This is par for the course, and most of the time, after purging myself on Yom Kippur, I can make it at least to Sukkot before a new mistake haunts me — usually in the form of an injury to myself or a small child during the construction of the sukkah in our backyard.
The title of this piece is, of course, taken from the painful but magnificent song from Jonathan Larson’s RENT titled “Seasons of Love.” As two of the protagonists are slowly dying from AIDS, their friends struggle to assess the value of their lives, which they know will end far too early.
A Queens native and lifelong baseball fan, journalist Doug Gladstone is interested in more than the sports’ pinnacle, the World Series, which began this week. He’s also interested in the welfare of the players — particularly some of the retired athletes, who played briefly in recent decades before they were able to qualify for baseball’s current pension plan.
Lungomare is the Italian word for a seafront promenade. Every coastal town worth its dot on the Italian map has one: a stretch of travertine where lovers snuggle on benches, locals walk their dogs and everyone comes to contemplate the sea.
“When a person eats and drinks in celebration of a festival, he is obligated to feed converts, orphans, widows, and others who are destitute and poor. In contrast, a person who locks the gates of his courtyard and eats and drinks with his children and his wife, without feeding the poor and the embittered, is not indulging in rejoicing associated with a mitzvah, but rather the rejoicing of his gut … This rejoicing is a disgrace…”
Over the years, I’ve had what must be tens of thousands of conversations with congregants, and strangers that I’ve met in the context of my work. I couldn’t begin to count the number of times those conversations began with the words “Rabbi, can I ask you a silly question?”

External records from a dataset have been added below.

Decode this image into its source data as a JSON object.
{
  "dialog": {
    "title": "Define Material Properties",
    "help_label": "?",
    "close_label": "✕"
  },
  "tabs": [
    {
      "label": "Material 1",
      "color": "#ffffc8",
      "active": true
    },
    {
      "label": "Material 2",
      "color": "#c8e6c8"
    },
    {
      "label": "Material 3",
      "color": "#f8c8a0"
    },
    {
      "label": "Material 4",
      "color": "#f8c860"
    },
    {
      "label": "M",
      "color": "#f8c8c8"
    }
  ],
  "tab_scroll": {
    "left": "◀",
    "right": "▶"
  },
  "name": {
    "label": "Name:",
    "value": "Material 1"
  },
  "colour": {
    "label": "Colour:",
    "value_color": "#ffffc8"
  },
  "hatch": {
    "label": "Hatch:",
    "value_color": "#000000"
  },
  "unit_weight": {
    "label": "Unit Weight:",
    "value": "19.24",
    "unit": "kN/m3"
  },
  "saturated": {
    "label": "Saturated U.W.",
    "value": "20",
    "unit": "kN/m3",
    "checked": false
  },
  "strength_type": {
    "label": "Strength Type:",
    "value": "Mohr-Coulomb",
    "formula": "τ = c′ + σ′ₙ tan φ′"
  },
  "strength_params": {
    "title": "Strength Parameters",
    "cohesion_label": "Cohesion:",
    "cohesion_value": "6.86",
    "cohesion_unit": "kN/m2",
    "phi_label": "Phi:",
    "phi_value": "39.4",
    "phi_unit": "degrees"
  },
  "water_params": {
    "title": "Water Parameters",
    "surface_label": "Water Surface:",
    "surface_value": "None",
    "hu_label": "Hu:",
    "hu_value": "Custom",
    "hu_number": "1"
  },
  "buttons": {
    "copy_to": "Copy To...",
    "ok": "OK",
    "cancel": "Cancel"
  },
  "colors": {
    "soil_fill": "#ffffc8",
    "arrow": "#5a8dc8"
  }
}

The good teacher — or should I say the wise teacher -— will tell you that there are no silly questions. There are silly answers, to be sure, but very few if any silly questions.